▸ What the task asks
The whole listing must be returned exactly, with no line missing.

▸ Data records
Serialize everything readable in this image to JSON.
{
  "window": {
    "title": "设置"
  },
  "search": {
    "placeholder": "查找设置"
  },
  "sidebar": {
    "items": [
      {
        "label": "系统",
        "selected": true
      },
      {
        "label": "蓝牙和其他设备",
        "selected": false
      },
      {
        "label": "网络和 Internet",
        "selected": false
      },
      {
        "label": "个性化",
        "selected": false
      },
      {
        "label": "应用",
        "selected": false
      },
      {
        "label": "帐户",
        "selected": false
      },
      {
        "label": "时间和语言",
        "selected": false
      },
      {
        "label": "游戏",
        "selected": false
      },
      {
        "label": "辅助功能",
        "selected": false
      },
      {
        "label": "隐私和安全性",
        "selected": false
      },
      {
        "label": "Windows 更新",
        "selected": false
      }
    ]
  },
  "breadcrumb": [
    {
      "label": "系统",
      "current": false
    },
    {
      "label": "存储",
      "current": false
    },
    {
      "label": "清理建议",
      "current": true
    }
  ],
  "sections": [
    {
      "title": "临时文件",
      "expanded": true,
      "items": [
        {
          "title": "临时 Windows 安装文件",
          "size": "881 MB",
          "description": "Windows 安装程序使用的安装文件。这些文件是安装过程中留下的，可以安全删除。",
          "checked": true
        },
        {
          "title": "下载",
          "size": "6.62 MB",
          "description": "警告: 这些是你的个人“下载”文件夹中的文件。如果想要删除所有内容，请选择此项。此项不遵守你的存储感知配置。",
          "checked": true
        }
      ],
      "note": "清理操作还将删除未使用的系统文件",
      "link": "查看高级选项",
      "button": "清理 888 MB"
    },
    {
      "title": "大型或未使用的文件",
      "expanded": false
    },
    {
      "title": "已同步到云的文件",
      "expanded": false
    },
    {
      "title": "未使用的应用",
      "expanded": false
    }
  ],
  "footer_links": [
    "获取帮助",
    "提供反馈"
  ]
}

▸ Expected answer
Serialize everything readable in this image to JSON.
{
  "window": {
    "title": "设置"
  },
  "search": {
    "placeholder": "查找设置"
  },
  "sidebar": {
    "items": [
      {
        "label": "系统",
        "selected": true
      },
      {
        "label": "蓝牙和其他设备",
        "selected": false
      },
      {
        "label": "网络和 Internet",
        "selected": false
      },
      {
        "label": "个性化",
        "selected": false
      },
      {
        "label": "应用",
        "selected": false
      },
      {
        "label": "帐户",
        "selected": false
      },
      {
        "label": "时间和语言",
        "selected": false
      },
      {
        "label": "游戏",
        "selected": false
      },
      {
        "label": "辅助功能",
        "selected": false
      },
      {
        "label": "隐私和安全性",
        "selected": false
      },
      {
        "label": "Windows 更新",
        "selected": false
      }
    ]
  },
  "breadcrumb": [
    {
      "label": "系统",
      "current": false
    },
    {
      "label": "存储",
      "current": false
    },
    {
      "label": "清理建议",
      "current": true
    }
  ],
  "sections": [
    {
      "title": "临时文件",
      "expanded": true,
      "items": [
        {
          "title": "临时 Windows 安装文件",
          "size": "881 MB",
          "description": "Windows 安装程序使用的安装文件。这些文件是安装过程中留下的，可以安全删除。",
          "checked": true
        },
        {
          "title": "下载",
          "size": "6.62 MB",
          "description": "警告: 这些是你的个人“下载”文件夹中的文件。如果想要删除所有内容，请选择此项。此项不遵守你的存储感知配置。",
          "checked": true
        }
      ],
      "note": "清理操作还将删除未使用的系统文件",
      "link": "查看高级选项",
      "button": "清理 888 MB"
    },
    {
      "title": "大型或未使用的文件",
      "expanded": false
    },
    {
      "title": "已同步到云的文件",
      "expanded": false
    },
    {
      "title": "未使用的应用",
      "expanded": false
    }
  ],
  "footer_links": [
    "获取帮助",
    "提供反馈"
  ]
}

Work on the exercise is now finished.